**To do**
Where a line of the data below has the string "Surface", copy that line.

Element data from apps and pages:
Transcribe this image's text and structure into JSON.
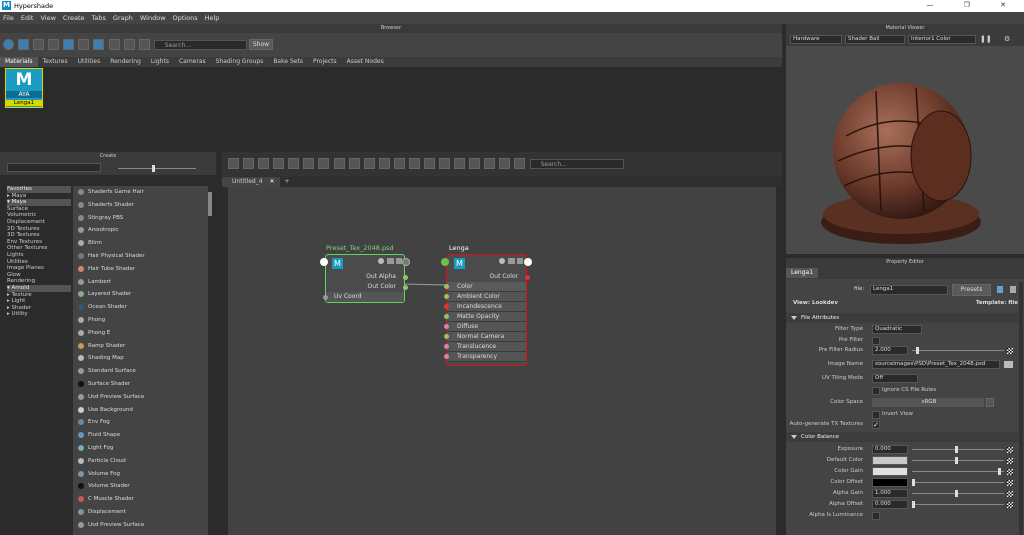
{
  "window": {
    "title": "Hypershade",
    "app_badge": "M",
    "controls": [
      "—",
      "❐",
      "✕"
    ]
  },
  "menu": [
    "File",
    "Edit",
    "View",
    "Create",
    "Tabs",
    "Graph",
    "Window",
    "Options",
    "Help"
  ],
  "browser": {
    "header": "Browser",
    "search_placeholder": "Search...",
    "show_label": "Show",
    "tabs": [
      "Materials",
      "Textures",
      "Utilities",
      "Rendering",
      "Lights",
      "Cameras",
      "Shading Groups",
      "Bake Sets",
      "Projects",
      "Asset Nodes"
    ],
    "active_tab": 0,
    "material": {
      "logo": "M",
      "brand": "AYA",
      "name": "Lenga1"
    }
  },
  "material_viewer": {
    "header": "Material Viewer",
    "renderer": "Hardware",
    "geometry": "Shader Ball",
    "env": "Interior1 Color"
  },
  "create": {
    "header": "Create",
    "tree": [
      {
        "label": "Favorites",
        "cat": true
      },
      {
        "label": "▸ Maya",
        "cat": false
      },
      {
        "label": "▾ Maya",
        "cat": true
      },
      {
        "label": "Surface",
        "cat": false
      },
      {
        "label": "Volumetric",
        "cat": false
      },
      {
        "label": "Displacement",
        "cat": false
      },
      {
        "label": "2D Textures",
        "cat": false
      },
      {
        "label": "3D Textures",
        "cat": false
      },
      {
        "label": "Env Textures",
        "cat": false
      },
      {
        "label": "Other Textures",
        "cat": false
      },
      {
        "label": "Lights",
        "cat": false
      },
      {
        "label": "Utilities",
        "cat": false
      },
      {
        "label": "Image Planes",
        "cat": false
      },
      {
        "label": "Glow",
        "cat": false
      },
      {
        "label": "Rendering",
        "cat": false
      },
      {
        "label": "▾ Arnold",
        "cat": true
      },
      {
        "label": "▸ Texture",
        "cat": false
      },
      {
        "label": "▸ Light",
        "cat": false
      },
      {
        "label": "▸ Shader",
        "cat": false
      },
      {
        "label": "▸ Utility",
        "cat": false
      }
    ],
    "shaders": [
      {
        "label": "Shaderfx Game Hair",
        "color": "#888"
      },
      {
        "label": "Shaderfx Shader",
        "color": "#888"
      },
      {
        "label": "Stingray PBS",
        "color": "#888"
      },
      {
        "label": "Anisotropic",
        "color": "#999"
      },
      {
        "label": "Blinn",
        "color": "#aaa"
      },
      {
        "label": "Hair Physical Shader",
        "color": "#777"
      },
      {
        "label": "Hair Tube Shader",
        "color": "#c86"
      },
      {
        "label": "Lambert",
        "color": "#999"
      },
      {
        "label": "Layered Shader",
        "color": "#8a8"
      },
      {
        "label": "Ocean Shader",
        "color": "#357"
      },
      {
        "label": "Phong",
        "color": "#aaa"
      },
      {
        "label": "Phong E",
        "color": "#aaa"
      },
      {
        "label": "Ramp Shader",
        "color": "#c95"
      },
      {
        "label": "Shading Map",
        "color": "#bbb"
      },
      {
        "label": "Standard Surface",
        "color": "#999"
      },
      {
        "label": "Surface Shader",
        "color": "#111"
      },
      {
        "label": "Usd Preview Surface",
        "color": "#999"
      },
      {
        "label": "Use Background",
        "color": "#ccc"
      },
      {
        "label": "Env Fog",
        "color": "#68a"
      },
      {
        "label": "Fluid Shape",
        "color": "#69b"
      },
      {
        "label": "Light Fog",
        "color": "#7ab"
      },
      {
        "label": "Particle Cloud",
        "color": "#bbb"
      },
      {
        "label": "Volume Fog",
        "color": "#79a"
      },
      {
        "label": "Volume Shader",
        "color": "#111"
      },
      {
        "label": "C Muscle Shader",
        "color": "#c55"
      },
      {
        "label": "Displacement",
        "color": "#79a"
      },
      {
        "label": "Usd Preview Surface",
        "color": "#999"
      }
    ]
  },
  "graph": {
    "tabs": [
      "Untitled_4"
    ],
    "search_placeholder": "Search...",
    "node_tex": {
      "title": "Preset_Tex_2048.psd",
      "outputs": [
        "Out Alpha",
        "Out Color"
      ],
      "input": "Uv Coord"
    },
    "node_mat": {
      "title": "Lenga",
      "output": "Out Color",
      "inputs": [
        "Color",
        "Ambient Color",
        "Incandescence",
        "Matte Opacity",
        "Diffuse",
        "Normal Camera",
        "Translucence",
        "Transparency"
      ]
    }
  },
  "property_editor": {
    "header": "Property Editor",
    "tab": "Lenga1",
    "file_label": "file:",
    "file_value": "Lenga1",
    "presets_label": "Presets",
    "view_label": "View: Lookdev",
    "template_label": "Template: file",
    "section_file": "File Attributes",
    "filter_type_label": "Filter Type",
    "filter_type_value": "Quadratic",
    "pre_filter_label": "Pre Filter",
    "pre_filter_radius_label": "Pre Filter Radius",
    "pre_filter_radius_value": "2.000",
    "image_name_label": "Image Name",
    "image_name_value": "sourceimages\\PSD\\Preset_Tex_2048.psd",
    "uv_tiling_label": "UV Tiling Mode",
    "uv_tiling_value": "Off",
    "ignore_cs_label": "Ignore CS File Rules",
    "color_space_label": "Color Space",
    "color_space_value": "sRGB",
    "invert_label": "Invert View",
    "auto_tx_label": "Auto-generate TX Textures",
    "section_balance": "Color Balance",
    "exposure_label": "Exposure",
    "exposure_value": "0.000",
    "default_color_label": "Default Color",
    "color_gain_label": "Color Gain",
    "color_offset_label": "Color Offset",
    "alpha_gain_label": "Alpha Gain",
    "alpha_gain_value": "1.000",
    "alpha_offset_label": "Alpha Offset",
    "alpha_offset_value": "0.000",
    "alpha_lum_label": "Alpha Is Luminance"
  }
}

**Output for this exercise**
        "label": "Surface",
        "label": "Standard Surface",
        "label": "Surface Shader",
        "label": "Usd Preview Surface",
        "label": "Usd Preview Surface",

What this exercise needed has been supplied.